▶ Stored data:
------------------------

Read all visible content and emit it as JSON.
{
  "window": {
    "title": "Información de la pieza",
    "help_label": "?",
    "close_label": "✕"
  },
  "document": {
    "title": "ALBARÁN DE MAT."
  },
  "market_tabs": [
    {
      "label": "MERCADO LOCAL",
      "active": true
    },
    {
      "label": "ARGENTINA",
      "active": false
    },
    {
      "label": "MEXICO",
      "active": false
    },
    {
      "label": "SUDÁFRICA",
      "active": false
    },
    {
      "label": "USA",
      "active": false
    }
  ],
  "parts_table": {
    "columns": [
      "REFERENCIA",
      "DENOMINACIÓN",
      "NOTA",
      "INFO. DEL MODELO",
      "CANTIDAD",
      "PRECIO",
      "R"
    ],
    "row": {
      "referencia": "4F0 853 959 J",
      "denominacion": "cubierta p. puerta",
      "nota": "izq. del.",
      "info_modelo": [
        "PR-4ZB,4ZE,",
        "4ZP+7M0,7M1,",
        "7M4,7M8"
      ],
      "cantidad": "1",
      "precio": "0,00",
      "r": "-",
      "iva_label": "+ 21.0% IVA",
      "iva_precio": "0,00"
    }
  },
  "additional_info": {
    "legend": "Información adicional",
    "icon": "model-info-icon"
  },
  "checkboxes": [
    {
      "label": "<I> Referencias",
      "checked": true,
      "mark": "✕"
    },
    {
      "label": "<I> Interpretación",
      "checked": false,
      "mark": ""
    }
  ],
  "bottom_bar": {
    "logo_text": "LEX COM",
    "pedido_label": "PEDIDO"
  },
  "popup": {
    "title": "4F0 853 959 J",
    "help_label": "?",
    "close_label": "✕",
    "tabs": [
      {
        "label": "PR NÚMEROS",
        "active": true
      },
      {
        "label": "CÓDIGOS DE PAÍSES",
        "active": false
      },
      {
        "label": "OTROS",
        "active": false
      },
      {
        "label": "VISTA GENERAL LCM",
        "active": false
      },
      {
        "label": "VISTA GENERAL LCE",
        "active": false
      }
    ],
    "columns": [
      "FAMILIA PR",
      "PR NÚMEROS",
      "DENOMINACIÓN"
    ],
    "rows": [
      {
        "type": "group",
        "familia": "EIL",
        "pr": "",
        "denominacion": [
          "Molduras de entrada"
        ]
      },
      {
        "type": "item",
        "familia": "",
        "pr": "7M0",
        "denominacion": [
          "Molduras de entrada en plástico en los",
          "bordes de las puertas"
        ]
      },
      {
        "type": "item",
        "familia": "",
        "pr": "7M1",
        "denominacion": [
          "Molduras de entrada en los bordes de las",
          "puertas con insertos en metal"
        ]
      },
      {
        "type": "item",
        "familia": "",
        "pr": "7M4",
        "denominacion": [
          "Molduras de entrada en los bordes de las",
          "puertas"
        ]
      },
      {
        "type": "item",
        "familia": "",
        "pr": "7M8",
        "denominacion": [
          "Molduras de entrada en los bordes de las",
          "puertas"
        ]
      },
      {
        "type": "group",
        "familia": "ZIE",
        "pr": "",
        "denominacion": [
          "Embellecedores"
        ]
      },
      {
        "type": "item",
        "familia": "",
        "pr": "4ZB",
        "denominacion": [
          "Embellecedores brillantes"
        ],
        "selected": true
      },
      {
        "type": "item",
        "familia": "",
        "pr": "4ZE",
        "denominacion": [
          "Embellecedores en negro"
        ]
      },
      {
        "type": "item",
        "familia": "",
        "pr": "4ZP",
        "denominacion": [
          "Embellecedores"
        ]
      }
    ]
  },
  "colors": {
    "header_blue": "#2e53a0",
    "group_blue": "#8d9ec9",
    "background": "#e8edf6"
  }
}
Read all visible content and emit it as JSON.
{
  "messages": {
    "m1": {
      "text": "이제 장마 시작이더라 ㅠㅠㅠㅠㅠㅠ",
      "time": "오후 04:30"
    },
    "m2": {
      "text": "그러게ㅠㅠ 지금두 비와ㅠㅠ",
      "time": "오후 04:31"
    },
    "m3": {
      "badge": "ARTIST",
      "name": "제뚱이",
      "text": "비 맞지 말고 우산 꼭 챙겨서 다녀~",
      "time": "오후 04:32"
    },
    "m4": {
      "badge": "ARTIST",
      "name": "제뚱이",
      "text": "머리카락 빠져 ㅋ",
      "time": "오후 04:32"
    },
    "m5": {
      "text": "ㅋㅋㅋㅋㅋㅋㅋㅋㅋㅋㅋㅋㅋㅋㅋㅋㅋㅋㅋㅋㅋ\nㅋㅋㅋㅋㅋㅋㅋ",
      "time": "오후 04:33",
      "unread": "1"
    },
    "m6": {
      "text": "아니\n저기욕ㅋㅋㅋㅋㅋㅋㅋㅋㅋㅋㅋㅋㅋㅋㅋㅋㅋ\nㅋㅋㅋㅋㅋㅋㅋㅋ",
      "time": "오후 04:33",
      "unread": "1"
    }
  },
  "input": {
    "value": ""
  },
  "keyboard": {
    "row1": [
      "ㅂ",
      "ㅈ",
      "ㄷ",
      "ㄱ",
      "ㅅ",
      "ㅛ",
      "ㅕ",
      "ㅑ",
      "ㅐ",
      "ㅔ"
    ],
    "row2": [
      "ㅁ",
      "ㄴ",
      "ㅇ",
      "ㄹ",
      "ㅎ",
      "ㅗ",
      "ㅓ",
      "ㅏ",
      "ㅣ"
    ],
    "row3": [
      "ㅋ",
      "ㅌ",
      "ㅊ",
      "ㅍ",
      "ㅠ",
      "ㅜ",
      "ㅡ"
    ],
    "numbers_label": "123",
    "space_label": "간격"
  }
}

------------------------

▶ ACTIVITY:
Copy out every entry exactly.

▶ TASK RESULT:
Read all visible content and emit it as JSON.
{
  "window": {
    "title": "Información de la pieza",
    "help_label": "?",
    "close_label": "✕"
  },
  "document": {
    "title": "ALBARÁN DE MAT."
  },
  "market_tabs": [
    {
      "label": "MERCADO LOCAL",
      "active": true
    },
    {
      "label": "ARGENTINA",
      "active": false
    },
    {
      "label": "MEXICO",
      "active": false
    },
    {
      "label": "SUDÁFRICA",
      "active": false
    },
    {
      "label": "USA",
      "active": false
    }
  ],
  "parts_table": {
    "columns": [
      "REFERENCIA",
      "DENOMINACIÓN",
      "NOTA",
      "INFO. DEL MODELO",
      "CANTIDAD",
      "PRECIO",
      "R"
    ],
    "row": {
      "referencia": "4F0 853 959 J",
      "denominacion": "cubierta p. puerta",
      "nota": "izq. del.",
      "info_modelo": [
        "PR-4ZB,4ZE,",
        "4ZP+7M0,7M1,",
        "7M4,7M8"
      ],
      "cantidad": "1",
      "precio": "0,00",
      "r": "-",
      "iva_label": "+ 21.0% IVA",
      "iva_precio": "0,00"
    }
  },
  "additional_info": {
    "legend": "Información adicional",
    "icon": "model-info-icon"
  },
  "checkboxes": [
    {
      "label": "<I> Referencias",
      "checked": true,
      "mark": "✕"
    },
    {
      "label": "<I> Interpretación",
      "checked": false,
      "mark": ""
    }
  ],
  "bottom_bar": {
    "logo_text": "LEX COM",
    "pedido_label": "PEDIDO"
  },
  "popup": {
    "title": "4F0 853 959 J",
    "help_label": "?",
    "close_label": "✕",
    "tabs": [
      {
        "label": "PR NÚMEROS",
        "active": true
      },
      {
        "label": "CÓDIGOS DE PAÍSES",
        "active": false
      },
      {
        "label": "OTROS",
        "active": false
      },
      {
        "label": "VISTA GENERAL LCM",
        "active": false
      },
      {
        "label": "VISTA GENERAL LCE",
        "active": false
      }
    ],
    "columns": [
      "FAMILIA PR",
      "PR NÚMEROS",
      "DENOMINACIÓN"
    ],
    "rows": [
      {
        "type": "group",
        "familia": "EIL",
        "pr": "",
        "denominacion": [
          "Molduras de entrada"
        ]
      },
      {
        "type": "item",
        "familia": "",
        "pr": "7M0",
        "denominacion": [
          "Molduras de entrada en plástico en los",
          "bordes de las puertas"
        ]
      },
      {
        "type": "item",
        "familia": "",
        "pr": "7M1",
        "denominacion": [
          "Molduras de entrada en los bordes de las",
          "puertas con insertos en metal"
        ]
      },
      {
        "type": "item",
        "familia": "",
        "pr": "7M4",
        "denominacion": [
          "Molduras de entrada en los bordes de las",
          "puertas"
        ]
      },
      {
        "type": "item",
        "familia": "",
        "pr": "7M8",
        "denominacion": [
          "Molduras de entrada en los bordes de las",
          "puertas"
        ]
      },
      {
        "type": "group",
        "familia": "ZIE",
        "pr": "",
        "denominacion": [
          "Embellecedores"
        ]
      },
      {
        "type": "item",
        "familia": "",
        "pr": "4ZB",
        "denominacion": [
          "Embellecedores brillantes"
        ],
        "selected": true
      },
      {
        "type": "item",
        "familia": "",
        "pr": "4ZE",
        "denominacion": [
          "Embellecedores en negro"
        ]
      },
      {
        "type": "item",
        "familia": "",
        "pr": "4ZP",
        "denominacion": [
          "Embellecedores"
        ]
      }
    ]
  },
  "colors": {
    "header_blue": "#2e53a0",
    "group_blue": "#8d9ec9",
    "background": "#e8edf6"
  }
}
Read all visible content and emit it as JSON.
{
  "messages": {
    "m1": {
      "text": "이제 장마 시작이더라 ㅠㅠㅠㅠㅠㅠ",
      "time": "오후 04:30"
    },
    "m2": {
      "text": "그러게ㅠㅠ 지금두 비와ㅠㅠ",
      "time": "오후 04:31"
    },
    "m3": {
      "badge": "ARTIST",
      "name": "제뚱이",
      "text": "비 맞지 말고 우산 꼭 챙겨서 다녀~",
      "time": "오후 04:32"
    },
    "m4": {
      "badge": "ARTIST",
      "name": "제뚱이",
      "text": "머리카락 빠져 ㅋ",
      "time": "오후 04:32"
    },
    "m5": {
      "text": "ㅋㅋㅋㅋㅋㅋㅋㅋㅋㅋㅋㅋㅋㅋㅋㅋㅋㅋㅋㅋㅋ\nㅋㅋㅋㅋㅋㅋㅋ",
      "time": "오후 04:33",
      "unread": "1"
    },
    "m6": {
      "text": "아니\n저기욕ㅋㅋㅋㅋㅋㅋㅋㅋㅋㅋㅋㅋㅋㅋㅋㅋㅋ\nㅋㅋㅋㅋㅋㅋㅋㅋ",
      "time": "오후 04:33",
      "unread": "1"
    }
  },
  "input": {
    "value": ""
  },
  "keyboard": {
    "row1": [
      "ㅂ",
      "ㅈ",
      "ㄷ",
      "ㄱ",
      "ㅅ",
      "ㅛ",
      "ㅕ",
      "ㅑ",
      "ㅐ",
      "ㅔ"
    ],
    "row2": [
      "ㅁ",
      "ㄴ",
      "ㅇ",
      "ㄹ",
      "ㅎ",
      "ㅗ",
      "ㅓ",
      "ㅏ",
      "ㅣ"
    ],
    "row3": [
      "ㅋ",
      "ㅌ",
      "ㅊ",
      "ㅍ",
      "ㅠ",
      "ㅜ",
      "ㅡ"
    ],
    "numbers_label": "123",
    "space_label": "간격"
  }
}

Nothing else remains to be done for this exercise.